(Interface dataset entries)
*** Begin section ***

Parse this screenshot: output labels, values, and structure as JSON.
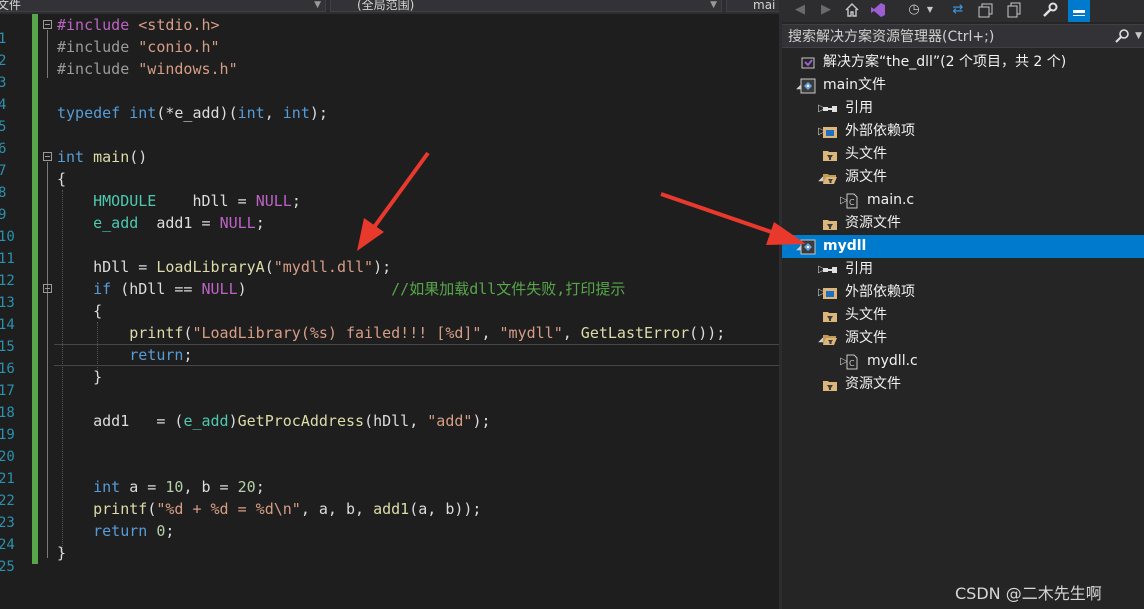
{
  "editor": {
    "nav": {
      "file_scope": "文件",
      "global_scope": "(全局范围)",
      "member_scope": "mai"
    },
    "lines": [
      {
        "n": "1",
        "tokens": [
          {
            "c": "mac",
            "t": "#include "
          },
          {
            "c": "str",
            "t": "<stdio.h>"
          }
        ]
      },
      {
        "n": "2",
        "tokens": [
          {
            "c": "inc",
            "t": "#include "
          },
          {
            "c": "str",
            "t": "\"conio.h\""
          }
        ]
      },
      {
        "n": "3",
        "tokens": [
          {
            "c": "inc",
            "t": "#include "
          },
          {
            "c": "str",
            "t": "\"windows.h\""
          }
        ]
      },
      {
        "n": "4",
        "tokens": []
      },
      {
        "n": "5",
        "tokens": [
          {
            "c": "kw",
            "t": "typedef "
          },
          {
            "c": "kw",
            "t": "int"
          },
          {
            "c": "",
            "t": "(*e_add)("
          },
          {
            "c": "kw",
            "t": "int"
          },
          {
            "c": "",
            "t": ", "
          },
          {
            "c": "kw",
            "t": "int"
          },
          {
            "c": "",
            "t": ");"
          }
        ]
      },
      {
        "n": "6",
        "tokens": []
      },
      {
        "n": "7",
        "tokens": [
          {
            "c": "kw",
            "t": "int "
          },
          {
            "c": "fn",
            "t": "main"
          },
          {
            "c": "",
            "t": "()"
          }
        ]
      },
      {
        "n": "8",
        "tokens": [
          {
            "c": "",
            "t": "{"
          }
        ]
      },
      {
        "n": "9",
        "tokens": [
          {
            "c": "",
            "t": "    "
          },
          {
            "c": "ty",
            "t": "HMODULE"
          },
          {
            "c": "",
            "t": "    hDll = "
          },
          {
            "c": "mac",
            "t": "NULL"
          },
          {
            "c": "",
            "t": ";"
          }
        ]
      },
      {
        "n": "10",
        "tokens": [
          {
            "c": "",
            "t": "    "
          },
          {
            "c": "ty",
            "t": "e_add"
          },
          {
            "c": "",
            "t": "  add1 = "
          },
          {
            "c": "mac",
            "t": "NULL"
          },
          {
            "c": "",
            "t": ";"
          }
        ]
      },
      {
        "n": "11",
        "tokens": []
      },
      {
        "n": "12",
        "tokens": [
          {
            "c": "",
            "t": "    hDll = "
          },
          {
            "c": "fn",
            "t": "LoadLibraryA"
          },
          {
            "c": "",
            "t": "("
          },
          {
            "c": "str",
            "t": "\"mydll.dll\""
          },
          {
            "c": "",
            "t": ");"
          }
        ]
      },
      {
        "n": "13",
        "tokens": [
          {
            "c": "",
            "t": "    "
          },
          {
            "c": "kw",
            "t": "if"
          },
          {
            "c": "",
            "t": " (hDll == "
          },
          {
            "c": "mac",
            "t": "NULL"
          },
          {
            "c": "",
            "t": ")                "
          },
          {
            "c": "cmt",
            "t": "//如果加载dll文件失败,打印提示"
          }
        ]
      },
      {
        "n": "14",
        "tokens": [
          {
            "c": "",
            "t": "    {"
          }
        ]
      },
      {
        "n": "15",
        "tokens": [
          {
            "c": "",
            "t": "        "
          },
          {
            "c": "fn",
            "t": "printf"
          },
          {
            "c": "",
            "t": "("
          },
          {
            "c": "str",
            "t": "\"LoadLibrary(%s) failed!!! [%d]\""
          },
          {
            "c": "",
            "t": ", "
          },
          {
            "c": "str",
            "t": "\"mydll\""
          },
          {
            "c": "",
            "t": ", "
          },
          {
            "c": "fn",
            "t": "GetLastError"
          },
          {
            "c": "",
            "t": "());"
          }
        ]
      },
      {
        "n": "16",
        "tokens": [
          {
            "c": "",
            "t": "        "
          },
          {
            "c": "kw",
            "t": "return"
          },
          {
            "c": "",
            "t": ";"
          }
        ]
      },
      {
        "n": "17",
        "tokens": [
          {
            "c": "",
            "t": "    }"
          }
        ]
      },
      {
        "n": "18",
        "tokens": []
      },
      {
        "n": "19",
        "tokens": [
          {
            "c": "",
            "t": "    add1   = ("
          },
          {
            "c": "ty",
            "t": "e_add"
          },
          {
            "c": "",
            "t": ")"
          },
          {
            "c": "fn",
            "t": "GetProcAddress"
          },
          {
            "c": "",
            "t": "(hDll, "
          },
          {
            "c": "str",
            "t": "\"add\""
          },
          {
            "c": "",
            "t": ");"
          }
        ]
      },
      {
        "n": "20",
        "tokens": []
      },
      {
        "n": "21",
        "tokens": []
      },
      {
        "n": "22",
        "tokens": [
          {
            "c": "",
            "t": "    "
          },
          {
            "c": "kw",
            "t": "int"
          },
          {
            "c": "",
            "t": " a = "
          },
          {
            "c": "num",
            "t": "10"
          },
          {
            "c": "",
            "t": ", b = "
          },
          {
            "c": "num",
            "t": "20"
          },
          {
            "c": "",
            "t": ";"
          }
        ]
      },
      {
        "n": "23",
        "tokens": [
          {
            "c": "",
            "t": "    "
          },
          {
            "c": "fn",
            "t": "printf"
          },
          {
            "c": "",
            "t": "("
          },
          {
            "c": "str",
            "t": "\"%d + %d = %d\\n\""
          },
          {
            "c": "",
            "t": ", a, b, "
          },
          {
            "c": "fn",
            "t": "add1"
          },
          {
            "c": "",
            "t": "(a, b));"
          }
        ]
      },
      {
        "n": "24",
        "tokens": [
          {
            "c": "",
            "t": "    "
          },
          {
            "c": "kw",
            "t": "return "
          },
          {
            "c": "num",
            "t": "0"
          },
          {
            "c": "",
            "t": ";"
          }
        ]
      },
      {
        "n": "25",
        "tokens": [
          {
            "c": "",
            "t": "}"
          }
        ]
      }
    ]
  },
  "explorer": {
    "search_placeholder": "搜索解决方案资源管理器(Ctrl+;)",
    "search_icon": "search-icon",
    "toolbar_icons": [
      "back-icon",
      "forward-icon",
      "home-icon",
      "vs-icon",
      "history-icon",
      "sync-icon",
      "collapse-icon",
      "copy-icon",
      "wrench-icon",
      "pin-icon"
    ],
    "tree": [
      {
        "label": "解决方案“the_dll”(2 个项目，共 2 个)",
        "icon": "solution-icon",
        "expander": "",
        "selected": false
      },
      {
        "label": "main文件",
        "icon": "project-icon",
        "expander": "expanded",
        "selected": false
      },
      {
        "label": "引用",
        "icon": "references-icon",
        "expander": "collapsed",
        "selected": false
      },
      {
        "label": "外部依赖项",
        "icon": "external-deps-icon",
        "expander": "collapsed",
        "selected": false
      },
      {
        "label": "头文件",
        "icon": "filter-folder-icon",
        "expander": "",
        "selected": false
      },
      {
        "label": "源文件",
        "icon": "filter-folder-open-icon",
        "expander": "expanded",
        "selected": false
      },
      {
        "label": "main.c",
        "icon": "c-file-icon",
        "expander": "collapsed",
        "selected": false
      },
      {
        "label": "资源文件",
        "icon": "filter-folder-icon",
        "expander": "",
        "selected": false
      },
      {
        "label": "mydll",
        "icon": "project-icon",
        "expander": "expanded",
        "selected": true
      },
      {
        "label": "引用",
        "icon": "references-icon",
        "expander": "collapsed",
        "selected": false
      },
      {
        "label": "外部依赖项",
        "icon": "external-deps-icon",
        "expander": "collapsed",
        "selected": false
      },
      {
        "label": "头文件",
        "icon": "filter-folder-icon",
        "expander": "",
        "selected": false
      },
      {
        "label": "源文件",
        "icon": "filter-folder-open-icon",
        "expander": "expanded",
        "selected": false
      },
      {
        "label": "mydll.c",
        "icon": "c-file-icon",
        "expander": "collapsed",
        "selected": false
      },
      {
        "label": "资源文件",
        "icon": "filter-folder-icon",
        "expander": "",
        "selected": false
      }
    ]
  },
  "watermark": "CSDN @二木先生啊",
  "colors": {
    "selection": "#007acc",
    "arrow": "#e8392c",
    "change_bar": "#57a64a"
  }
}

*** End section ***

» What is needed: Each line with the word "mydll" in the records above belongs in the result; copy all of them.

» Answer section:
            "t": "\"mydll.dll\""
            "t": "\"mydll\""
        "label": "mydll",
        "label": "mydll.c",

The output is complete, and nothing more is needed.